— Problem requirements —
Using the data below, gather each line that includes the word "structured".

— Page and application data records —
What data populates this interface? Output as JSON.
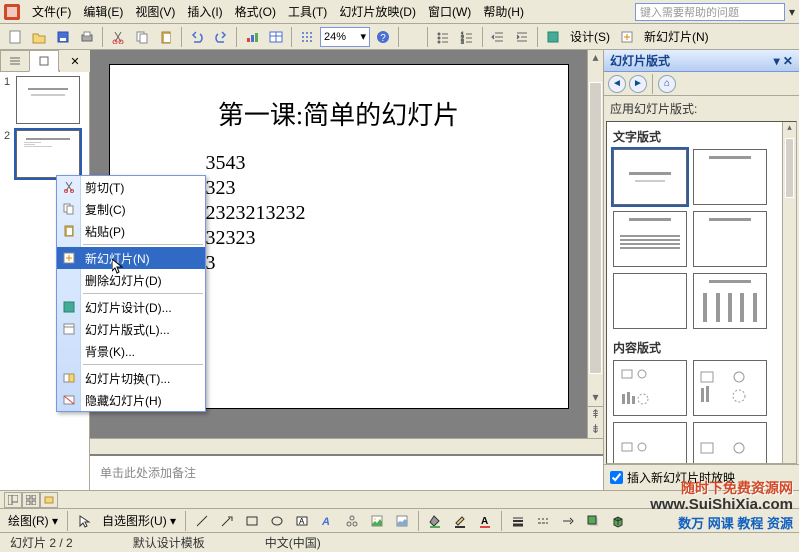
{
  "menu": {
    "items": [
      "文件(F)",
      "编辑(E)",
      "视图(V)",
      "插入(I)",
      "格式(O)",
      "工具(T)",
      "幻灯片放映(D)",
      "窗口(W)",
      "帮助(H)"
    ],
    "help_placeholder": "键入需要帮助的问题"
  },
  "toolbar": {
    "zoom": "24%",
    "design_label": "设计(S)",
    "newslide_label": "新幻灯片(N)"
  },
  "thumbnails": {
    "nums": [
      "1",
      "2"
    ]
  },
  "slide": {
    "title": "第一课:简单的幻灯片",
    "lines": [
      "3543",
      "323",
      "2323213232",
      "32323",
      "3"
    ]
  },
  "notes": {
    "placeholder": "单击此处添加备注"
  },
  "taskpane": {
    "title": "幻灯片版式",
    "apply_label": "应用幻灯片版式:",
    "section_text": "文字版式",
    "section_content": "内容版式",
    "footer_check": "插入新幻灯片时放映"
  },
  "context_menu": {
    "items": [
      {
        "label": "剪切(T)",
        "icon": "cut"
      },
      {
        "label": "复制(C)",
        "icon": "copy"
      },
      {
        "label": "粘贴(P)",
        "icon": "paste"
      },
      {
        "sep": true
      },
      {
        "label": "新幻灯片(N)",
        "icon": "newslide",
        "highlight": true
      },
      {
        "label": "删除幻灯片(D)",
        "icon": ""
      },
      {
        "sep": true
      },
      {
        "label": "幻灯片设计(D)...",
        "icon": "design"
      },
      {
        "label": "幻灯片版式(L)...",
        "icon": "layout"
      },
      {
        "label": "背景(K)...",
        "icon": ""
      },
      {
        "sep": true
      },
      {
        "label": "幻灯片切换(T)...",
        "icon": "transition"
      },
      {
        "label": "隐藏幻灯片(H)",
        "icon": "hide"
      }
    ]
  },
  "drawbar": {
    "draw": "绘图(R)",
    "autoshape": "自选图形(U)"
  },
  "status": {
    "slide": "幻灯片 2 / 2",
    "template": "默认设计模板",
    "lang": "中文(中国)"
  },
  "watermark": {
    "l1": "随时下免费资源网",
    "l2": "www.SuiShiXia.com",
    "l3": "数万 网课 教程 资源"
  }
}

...

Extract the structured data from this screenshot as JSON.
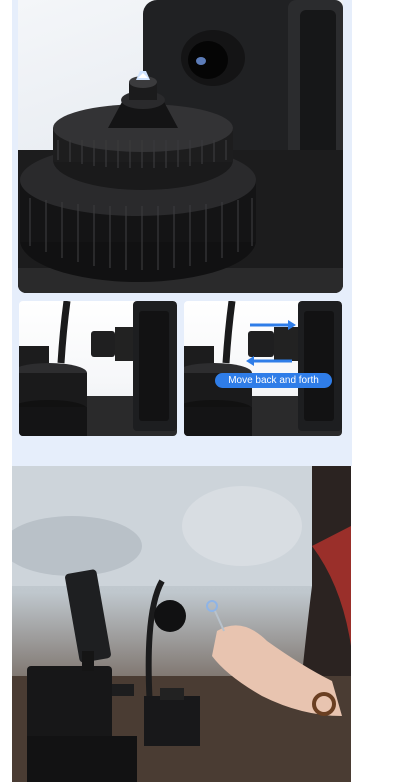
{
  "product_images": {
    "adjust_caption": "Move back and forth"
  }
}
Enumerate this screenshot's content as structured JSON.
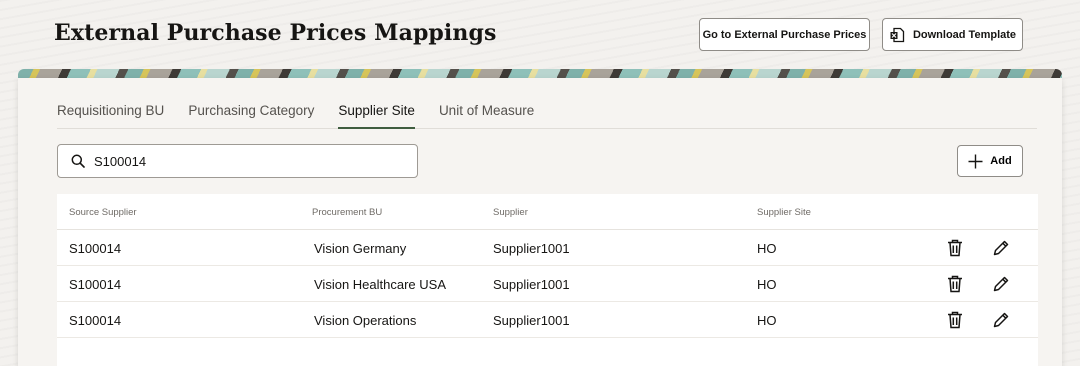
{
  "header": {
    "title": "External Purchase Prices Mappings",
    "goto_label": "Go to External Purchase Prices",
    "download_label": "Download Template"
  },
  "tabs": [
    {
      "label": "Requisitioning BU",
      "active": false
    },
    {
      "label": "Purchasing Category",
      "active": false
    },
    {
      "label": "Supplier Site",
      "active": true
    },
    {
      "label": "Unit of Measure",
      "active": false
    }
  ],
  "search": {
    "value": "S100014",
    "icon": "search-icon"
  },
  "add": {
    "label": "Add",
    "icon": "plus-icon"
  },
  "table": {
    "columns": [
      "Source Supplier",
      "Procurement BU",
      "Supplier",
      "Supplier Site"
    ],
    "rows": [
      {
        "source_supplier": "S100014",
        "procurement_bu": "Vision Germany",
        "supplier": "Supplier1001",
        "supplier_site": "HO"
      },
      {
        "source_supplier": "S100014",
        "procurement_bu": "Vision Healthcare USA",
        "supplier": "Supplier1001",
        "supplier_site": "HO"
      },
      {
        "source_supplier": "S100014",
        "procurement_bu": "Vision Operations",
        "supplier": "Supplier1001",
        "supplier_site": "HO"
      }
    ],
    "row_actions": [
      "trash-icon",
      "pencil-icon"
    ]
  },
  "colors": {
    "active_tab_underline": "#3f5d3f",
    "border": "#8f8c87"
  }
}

— Response to this task —
Extract the structured data from this screenshot as JSON.
Enumerate this screenshot's content as structured JSON.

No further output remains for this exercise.